Vendor professionals frequently provide a variety of services on behalf of community associations and individual homeowners. Under California’s Constitution, unpaid vendors possess a legal right to lien the property upon which they work for the value of their rendered services or furnished material.
AB 534 (Gallagher), effective January 1, 2018, seeks to clarify how mechanic’s liens are to be used in common interest developments by amending Civil Code Section 4615 and by adding new Civil Code sections.
Under existing law, if a vendor intends to preserve the ability to impose a mechanic’s lien at a later time for work performed at a property, then such entity must first secure advance authorization from the property owner. Similarly, under existing law, a vendor seeking to enforce its claim to payment by way of a mechanic’s lien must notify the owner of the property which will be subject to a lien.
In the context of community associations, ownership of common area property can take a variety of forms: that property can be owned by the association, or it can be owned by all of the homeowners jointly, as tenants in common. As such, the vendor is often burdened by the obligation to identify the legal owner of the common area property when attempting to obtain that advance authorization and when seeking to provide legal notice of an impending lien.
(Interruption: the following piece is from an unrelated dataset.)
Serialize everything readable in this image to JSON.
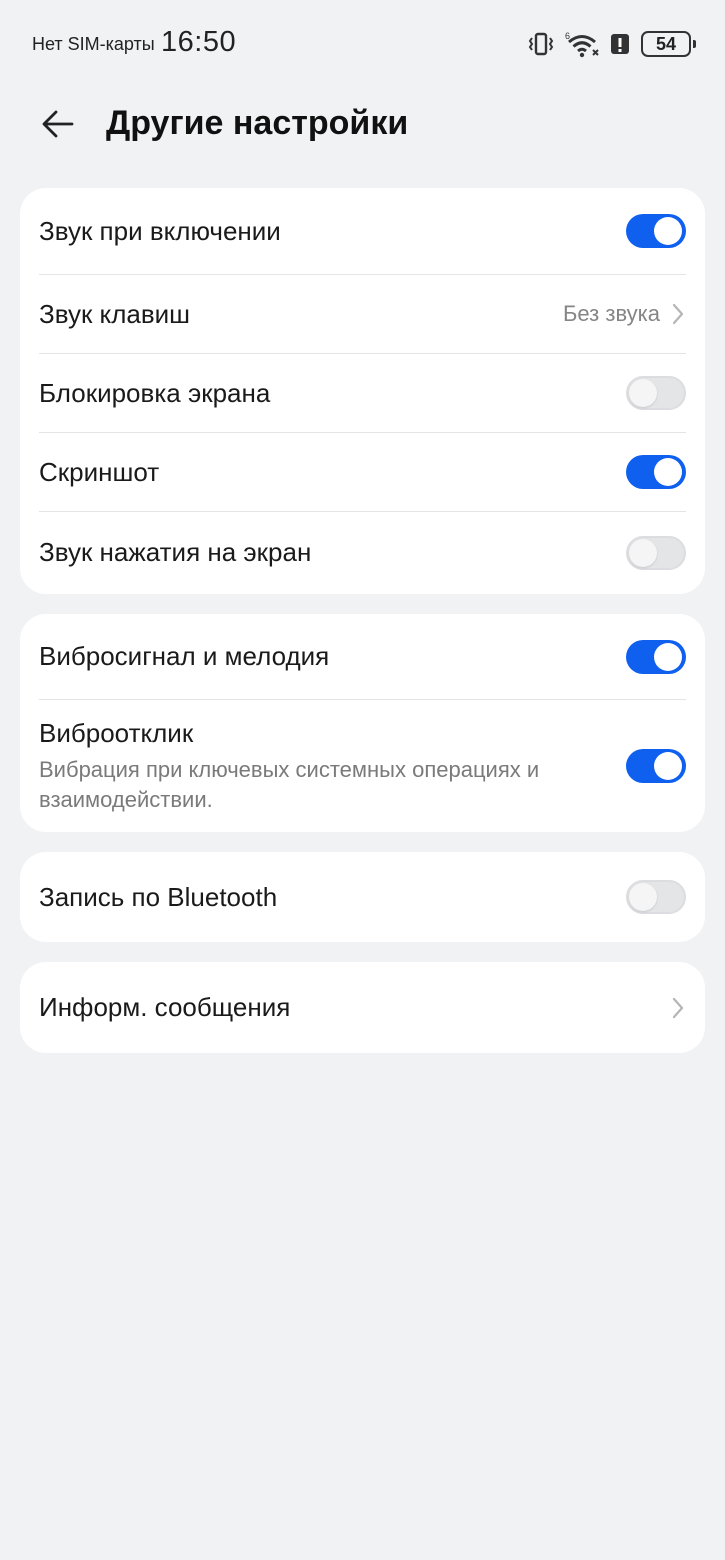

AB 534 circumvents the challenges associated with identifying property ownership by imputing association authorization for a common area improvement to all members, and by making the association the agent for the members for purposes of receiving notices and claims during the lien enforcement process.